Make your own bath bomb!
(Suitable for secondary school children and above)
In this activity you will investigate how to make your own bath bomb! We can all support the diversity of our planet by using less packaging including single-use materials.
By designing your own bath bomb you could also find a way to cut down on the packaging required and encourage others to make their own bath bombs.
What you need: Dry ingredients: 100 grams baking soda, 50 grams citric acid, 25 grams cornflour, Wet ingredients: 2 tbsp sunflower oil or olive oil, 2 tsp water, 1 tsp food colouring (optional), 12-15 drops essential oils of choice (be sure to check for allergies), Kit list: two mixing bowls, whisk, flexible plastic moulds (clean empty yogurt pots, silicone ice cube tray or silicone cupcake cases)
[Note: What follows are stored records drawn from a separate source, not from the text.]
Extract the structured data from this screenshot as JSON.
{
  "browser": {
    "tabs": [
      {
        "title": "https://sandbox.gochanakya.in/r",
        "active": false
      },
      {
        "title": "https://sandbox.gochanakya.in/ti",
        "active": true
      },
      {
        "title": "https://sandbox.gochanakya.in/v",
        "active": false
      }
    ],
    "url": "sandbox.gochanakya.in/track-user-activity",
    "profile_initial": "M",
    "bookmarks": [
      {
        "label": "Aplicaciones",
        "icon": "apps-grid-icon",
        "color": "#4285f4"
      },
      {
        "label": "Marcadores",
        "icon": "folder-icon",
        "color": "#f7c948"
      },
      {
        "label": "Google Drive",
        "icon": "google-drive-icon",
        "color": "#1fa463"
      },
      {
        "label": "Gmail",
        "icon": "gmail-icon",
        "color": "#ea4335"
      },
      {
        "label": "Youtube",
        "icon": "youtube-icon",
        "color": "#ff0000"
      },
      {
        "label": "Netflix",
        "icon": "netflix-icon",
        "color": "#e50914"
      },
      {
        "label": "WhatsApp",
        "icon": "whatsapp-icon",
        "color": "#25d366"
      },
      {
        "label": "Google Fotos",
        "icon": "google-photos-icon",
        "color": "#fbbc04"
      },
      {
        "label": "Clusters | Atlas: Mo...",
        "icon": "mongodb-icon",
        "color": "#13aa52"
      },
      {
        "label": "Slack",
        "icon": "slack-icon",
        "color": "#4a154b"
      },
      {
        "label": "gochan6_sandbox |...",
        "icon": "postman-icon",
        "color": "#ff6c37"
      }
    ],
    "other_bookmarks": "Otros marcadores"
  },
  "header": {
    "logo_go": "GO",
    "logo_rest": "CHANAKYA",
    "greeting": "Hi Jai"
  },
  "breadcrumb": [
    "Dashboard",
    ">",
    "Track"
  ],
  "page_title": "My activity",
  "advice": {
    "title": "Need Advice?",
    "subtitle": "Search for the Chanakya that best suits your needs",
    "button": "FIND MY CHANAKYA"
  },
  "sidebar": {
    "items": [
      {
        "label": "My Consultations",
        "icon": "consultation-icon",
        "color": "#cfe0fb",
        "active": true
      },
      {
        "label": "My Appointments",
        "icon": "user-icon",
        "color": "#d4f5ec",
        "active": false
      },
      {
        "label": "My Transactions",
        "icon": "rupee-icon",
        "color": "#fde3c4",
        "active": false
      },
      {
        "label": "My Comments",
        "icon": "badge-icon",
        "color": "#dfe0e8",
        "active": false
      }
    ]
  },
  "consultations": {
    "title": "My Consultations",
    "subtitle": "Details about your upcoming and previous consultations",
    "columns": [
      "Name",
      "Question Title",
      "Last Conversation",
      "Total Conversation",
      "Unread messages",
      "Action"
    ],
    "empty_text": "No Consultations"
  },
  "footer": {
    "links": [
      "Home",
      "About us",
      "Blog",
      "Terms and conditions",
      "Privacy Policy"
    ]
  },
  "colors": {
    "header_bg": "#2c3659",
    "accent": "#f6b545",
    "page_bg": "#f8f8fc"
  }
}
- Mix the dry ingredients together in one bowl and the wet ingredients together in the other bowl.
- Add the wet ingredients to the dry ingredients a few drops at a time while whisking, until the mixture just sticks together when pressed.
- Press the mixture into the mould and leave to dry for at least 2 hours.
- Make a few bath bombs with variations and record the differences in them, such as: More or less baking soda, More or less citric acid, Different oils (citric or other), Different colours
- Remember to keep some elements the same, to make it a fair test.
- Now it’s time to test your bath bomb! Put the bath bomb in some water and record: How long it takes to disperse? How high the ‘fizz’ is? What happens to the water? Anything else you think might be important in deciding if a bath bomb is effective or not?
- Compare your different bath bombs, deciding which one makes it more effective as a bath bomb.
Caitlin Brown, British Science Association
Caitlin is an Education Manager at the British Science Association, and has been on the Education team for three years. A graduate of University College London (UCL) and the University of Leicester, Caitlin has been working across the Education programmes, including the CREST Awards, British Science Week and the Youth Industrial Strategy Competition.